Redistributing the sublime: Rancière’s critique of Lyotard’s aesthetics

Barnet Newman, Vir Heroicus Sublimis

Barnet Newman, Vir Heroicus Sublimis

Jacques Rancière’s theoretically fruitful amalgamation of aesthetics and politics distinguishes between three regimes of identification of what is called art in the Western tradition. The aesthetic regime of art and the authentic politics both have a potential to transcend the given distribution of the sensible: either by creating new forms of artistic expression or through political emancipation of the voices that until then had been perceived only as an indiscernible noise. He vehemently opposes any attempt to undermine the inherently dissensual nature of the aesthetic.

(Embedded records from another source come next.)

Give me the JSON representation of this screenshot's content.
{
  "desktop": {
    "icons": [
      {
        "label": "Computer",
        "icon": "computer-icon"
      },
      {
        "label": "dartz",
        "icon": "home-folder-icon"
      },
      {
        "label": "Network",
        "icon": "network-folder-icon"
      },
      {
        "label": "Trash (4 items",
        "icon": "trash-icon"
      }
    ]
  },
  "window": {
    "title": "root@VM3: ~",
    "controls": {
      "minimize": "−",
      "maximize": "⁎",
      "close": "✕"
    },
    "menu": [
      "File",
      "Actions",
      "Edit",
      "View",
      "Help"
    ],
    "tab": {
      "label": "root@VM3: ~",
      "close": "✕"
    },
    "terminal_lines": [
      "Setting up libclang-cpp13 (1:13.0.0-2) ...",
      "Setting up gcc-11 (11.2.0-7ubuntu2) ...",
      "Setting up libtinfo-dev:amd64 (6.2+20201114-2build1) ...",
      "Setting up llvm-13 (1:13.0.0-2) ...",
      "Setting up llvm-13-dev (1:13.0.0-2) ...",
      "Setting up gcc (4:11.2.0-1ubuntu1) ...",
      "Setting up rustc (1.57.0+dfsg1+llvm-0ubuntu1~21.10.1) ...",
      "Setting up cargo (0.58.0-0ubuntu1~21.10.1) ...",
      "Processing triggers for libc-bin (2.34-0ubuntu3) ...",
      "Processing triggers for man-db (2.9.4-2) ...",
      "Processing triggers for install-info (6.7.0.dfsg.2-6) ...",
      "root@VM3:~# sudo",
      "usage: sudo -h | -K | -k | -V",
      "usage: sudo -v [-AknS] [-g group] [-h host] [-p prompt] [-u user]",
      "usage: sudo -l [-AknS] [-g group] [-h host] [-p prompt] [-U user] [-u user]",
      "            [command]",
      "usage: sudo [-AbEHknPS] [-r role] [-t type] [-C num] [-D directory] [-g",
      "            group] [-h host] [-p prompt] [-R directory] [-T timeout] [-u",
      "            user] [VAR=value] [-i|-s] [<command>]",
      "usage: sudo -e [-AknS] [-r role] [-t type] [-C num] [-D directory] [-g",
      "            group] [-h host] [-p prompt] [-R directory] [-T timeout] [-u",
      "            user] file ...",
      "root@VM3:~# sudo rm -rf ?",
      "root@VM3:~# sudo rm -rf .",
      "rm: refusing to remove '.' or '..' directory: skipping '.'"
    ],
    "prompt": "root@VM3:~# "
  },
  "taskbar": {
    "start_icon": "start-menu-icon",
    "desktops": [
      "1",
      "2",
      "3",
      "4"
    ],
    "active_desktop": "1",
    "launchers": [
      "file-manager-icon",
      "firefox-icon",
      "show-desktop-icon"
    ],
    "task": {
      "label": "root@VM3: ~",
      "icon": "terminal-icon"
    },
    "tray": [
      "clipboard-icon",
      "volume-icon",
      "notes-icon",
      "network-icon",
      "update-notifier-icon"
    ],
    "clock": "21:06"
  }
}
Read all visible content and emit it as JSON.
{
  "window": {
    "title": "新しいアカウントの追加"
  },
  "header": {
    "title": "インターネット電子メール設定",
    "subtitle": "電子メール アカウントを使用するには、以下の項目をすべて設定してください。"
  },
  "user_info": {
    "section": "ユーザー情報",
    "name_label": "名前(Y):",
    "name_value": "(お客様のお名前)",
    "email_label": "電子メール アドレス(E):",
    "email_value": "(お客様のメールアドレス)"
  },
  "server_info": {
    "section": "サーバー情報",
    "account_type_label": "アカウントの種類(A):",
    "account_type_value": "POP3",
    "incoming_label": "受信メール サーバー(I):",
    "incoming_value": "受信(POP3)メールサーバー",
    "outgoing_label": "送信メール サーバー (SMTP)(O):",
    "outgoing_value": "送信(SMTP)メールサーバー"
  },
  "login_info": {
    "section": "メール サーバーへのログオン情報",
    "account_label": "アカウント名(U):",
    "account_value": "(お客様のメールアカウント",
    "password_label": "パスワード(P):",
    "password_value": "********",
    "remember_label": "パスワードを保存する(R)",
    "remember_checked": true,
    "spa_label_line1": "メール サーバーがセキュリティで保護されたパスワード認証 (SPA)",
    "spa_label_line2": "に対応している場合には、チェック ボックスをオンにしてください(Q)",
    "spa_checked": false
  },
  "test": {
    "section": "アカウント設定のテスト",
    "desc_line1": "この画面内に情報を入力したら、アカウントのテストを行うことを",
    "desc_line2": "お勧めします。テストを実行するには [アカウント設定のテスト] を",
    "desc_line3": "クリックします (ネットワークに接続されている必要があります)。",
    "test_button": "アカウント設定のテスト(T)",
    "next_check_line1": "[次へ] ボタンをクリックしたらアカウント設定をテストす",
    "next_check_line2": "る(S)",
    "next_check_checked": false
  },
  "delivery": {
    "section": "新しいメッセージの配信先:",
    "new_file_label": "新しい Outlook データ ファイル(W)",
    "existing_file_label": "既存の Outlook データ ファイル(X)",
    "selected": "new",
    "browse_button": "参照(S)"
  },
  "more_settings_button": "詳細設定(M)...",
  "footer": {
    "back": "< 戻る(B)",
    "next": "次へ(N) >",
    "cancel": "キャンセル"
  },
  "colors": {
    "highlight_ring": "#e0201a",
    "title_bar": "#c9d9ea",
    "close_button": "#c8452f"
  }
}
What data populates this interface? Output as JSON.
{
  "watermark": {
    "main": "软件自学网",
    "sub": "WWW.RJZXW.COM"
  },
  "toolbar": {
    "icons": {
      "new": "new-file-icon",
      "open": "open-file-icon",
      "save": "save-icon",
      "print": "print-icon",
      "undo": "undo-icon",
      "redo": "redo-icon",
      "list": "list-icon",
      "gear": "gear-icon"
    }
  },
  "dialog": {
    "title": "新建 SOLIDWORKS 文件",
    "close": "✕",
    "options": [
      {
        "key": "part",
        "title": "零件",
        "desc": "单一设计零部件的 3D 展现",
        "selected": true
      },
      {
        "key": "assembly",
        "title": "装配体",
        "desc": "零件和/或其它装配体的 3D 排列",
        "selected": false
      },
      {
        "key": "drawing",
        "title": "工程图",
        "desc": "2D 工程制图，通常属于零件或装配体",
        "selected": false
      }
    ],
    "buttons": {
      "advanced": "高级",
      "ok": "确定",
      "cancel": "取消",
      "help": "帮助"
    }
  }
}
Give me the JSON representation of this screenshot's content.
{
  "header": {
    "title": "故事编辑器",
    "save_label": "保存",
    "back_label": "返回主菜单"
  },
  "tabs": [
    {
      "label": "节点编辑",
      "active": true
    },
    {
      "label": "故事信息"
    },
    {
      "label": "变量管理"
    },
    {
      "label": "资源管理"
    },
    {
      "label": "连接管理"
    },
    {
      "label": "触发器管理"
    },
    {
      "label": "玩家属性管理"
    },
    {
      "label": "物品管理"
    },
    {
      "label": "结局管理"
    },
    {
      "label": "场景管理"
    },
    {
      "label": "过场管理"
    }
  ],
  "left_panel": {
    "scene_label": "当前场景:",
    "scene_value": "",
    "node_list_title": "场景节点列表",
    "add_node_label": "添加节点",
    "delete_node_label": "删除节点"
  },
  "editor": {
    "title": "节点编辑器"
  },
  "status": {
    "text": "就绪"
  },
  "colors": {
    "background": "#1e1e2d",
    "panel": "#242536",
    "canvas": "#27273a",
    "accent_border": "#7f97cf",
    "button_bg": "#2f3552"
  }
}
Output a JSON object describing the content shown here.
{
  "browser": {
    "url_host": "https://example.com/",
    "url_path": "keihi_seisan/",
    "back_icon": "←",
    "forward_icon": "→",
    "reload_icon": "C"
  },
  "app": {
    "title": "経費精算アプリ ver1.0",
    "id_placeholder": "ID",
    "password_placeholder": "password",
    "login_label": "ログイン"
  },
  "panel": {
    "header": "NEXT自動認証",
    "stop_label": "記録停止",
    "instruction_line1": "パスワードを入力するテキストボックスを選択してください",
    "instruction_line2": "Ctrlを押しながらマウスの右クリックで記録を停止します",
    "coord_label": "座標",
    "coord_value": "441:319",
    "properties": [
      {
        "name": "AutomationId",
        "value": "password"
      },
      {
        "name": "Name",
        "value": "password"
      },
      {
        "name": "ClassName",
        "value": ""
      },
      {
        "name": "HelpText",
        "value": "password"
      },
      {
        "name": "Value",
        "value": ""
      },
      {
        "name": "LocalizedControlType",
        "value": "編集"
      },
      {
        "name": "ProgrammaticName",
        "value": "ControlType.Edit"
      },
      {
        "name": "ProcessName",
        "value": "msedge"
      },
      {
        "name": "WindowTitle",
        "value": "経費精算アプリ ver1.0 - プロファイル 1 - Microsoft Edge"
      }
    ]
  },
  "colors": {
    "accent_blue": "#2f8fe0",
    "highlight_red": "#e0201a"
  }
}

Picking out a prominent theoretical and ideological opponent, Rancière identifies one such attempt to localise and restrict the aesthetic in Lyotard’s theory of the sublime. Rancière renounces the narrow role of bearing witness to the Unpresentable that Lyotard assigns to avant-garde art as a helpless, hypnotic awe at the sublime Thing in repentance for the failure of modernism and its enlightenment ideals. He sees in it a manifestation of a troubling trend, which he refers to as ‘the ethical turn’ of aesthetics and politics.

This work demonstrates Rancière’s strong critique of Lyotard’s appropriation of the Kantian sublime: first, his claim that Lyotard’s idea of sublime art would be for Kant a contradiction in terms and second, his disapproval of Lyotard’s unfaithfulness to the logics at the core of Kant’s sublime and his retrograding it back to Aristotelian forms. Notably, though Rancière does not use the sublime as being constructive for his own theoretical system; it nevertheless runs like a common thread through his works.

Furthermore, as both Rancière and Lyotard often use similar vocabulary in comparable contexts, the tone of Rancière’s critique may at times seem incomprehensible. Among other things, both authors call to adhere to the principles of a permanently self-renewing, dialectical modernism and warn of its possible static totalitarian setbacks. Lyotard’s resistance campaign against the repressive techno-scientific and ideological (meta)narratives dominating our lives and holding us in a state of sociopolitical submission also resembles Rancière’s concept of police. While raising some degree of concern that Rancière uses the polarising theoretical assault on Lyotard to, among other things, promote his own terminology, this work also attempts a careful reconciliation of the two theoretical positions.

Das aesthetisch Erhabene bei Jacques Rancière (PDF)